Abnormal movements or behaviour due to unusual electrical activity in the brain are known as seizures which is a symptom of epilepsy. But not all people who appear to have seizures have epilepsy. Epilepsy is a group of related disorders characterised by a tendency for recurrent seizures. Non-epileptic seizures are called as pseudoseizures which may be caused by psychological issues or stress. These are not accompanied by abnormal electrical activity in the brain.
Normal EEG readings and lack of response to epileptic drugs will help differentiating non-epileptic seizures from epileptic seizures. These types of seizure may be treated with psychotherapy and psychiatric medications.
There are two main types of seizures. Generalized seizures affect the whole brain. Focal, or partial seizures, affect just one part of the brain.
When seizures appear as a result of abnormal activity in just one area of your brain, they are called focal or partial seizures. These seizures are of two types.
These seizures are called simple partial seizures and do not cause a loss of consciousness. They may change the way things look, smell, feel, taste or sound. They may also alter emotions. Involuntary jerking of a body part, such as an arm or leg, and spontaneous sensory symptoms such as tingling, dizziness and flashing lights are the symptoms of these kind of seizures..
These seizures are called complex partial seizures and involve a change or loss of consciousness or awareness. During this kind of seizure, you may stare into space and not respond normally to your environment or perform repetitive movements, such as hand rubbing, chewing, swallowing or walking in circles.
Focal seizures symptoms may be confused with other neurological disorders, such as migraine, narcolepsy or mental illness. To distinguish epilepsy from other disorders, a thorough examination and testing are required.
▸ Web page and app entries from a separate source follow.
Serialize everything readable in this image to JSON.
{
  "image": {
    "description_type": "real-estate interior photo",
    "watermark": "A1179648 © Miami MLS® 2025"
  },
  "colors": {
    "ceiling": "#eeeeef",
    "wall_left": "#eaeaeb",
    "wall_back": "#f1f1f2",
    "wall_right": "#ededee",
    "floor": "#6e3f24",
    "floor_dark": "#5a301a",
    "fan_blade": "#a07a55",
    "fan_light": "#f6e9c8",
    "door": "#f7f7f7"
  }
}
Seizures that appear to affect the whole brain are called generalized seizures. There are six types of generalized seizures. These include:
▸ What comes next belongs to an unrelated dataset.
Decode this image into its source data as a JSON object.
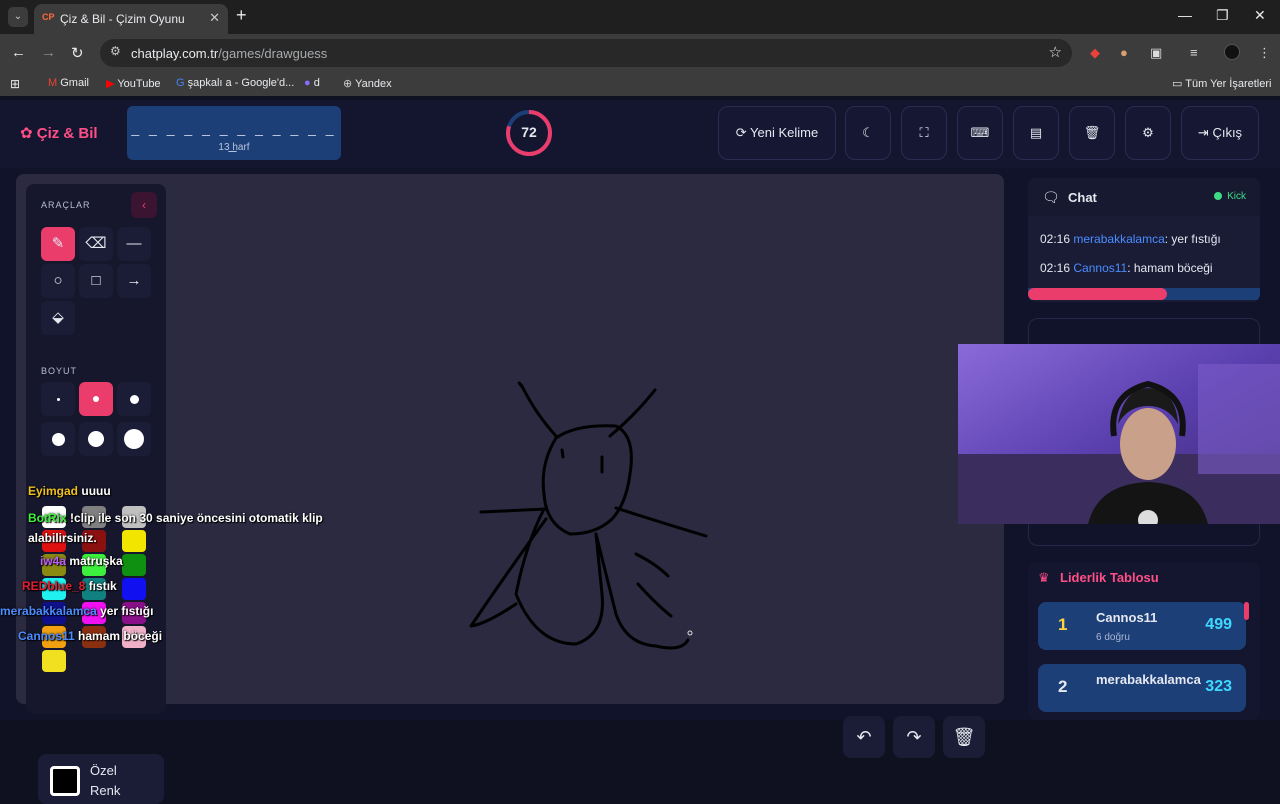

This often occur in children.These seizures may occur in clusters and cause a brief loss of awareness and are characterized by staring into space or subtle body movements such as eye blinking or lip smacking.
Tonic seizures cause stiffening of your muscles usually in your back, arms and legs and may cause you to fall to the ground.
Clonic seizures are associated with repeated or rhythmic, jerking muscle movements. These seizures usually affect the neck, face and arms.
Atonic seizures, also known as drop seizures, cause a loss of muscle control, which may cause you to suddenly collapse or fall down.
This can cause an abrupt loss of consciousness, body stiffening and shaking, and sometimes loss of bladder control or biting your tongue.
Myoclonic seizures usually appear as sudden brief jerks or twitches of your arms and legs.
The main symptom of epilepsy are seizures. Symptoms vary depending on type of seizures and person to person. In most cases, a person with epilepsy will tend to have the same type of seizure each time, so the symptoms will be similar from episode to episode.
A simple partial seizure does not involve loss of consciousness. Symptoms include:
Complex partial seizures involve loss of awareness or consciousness. Other symptoms include:
Generalized seizures involve the whole brain. Symptoms include:
Following a seizure, you might feel slightly ill for a few hours or you may not remember having one.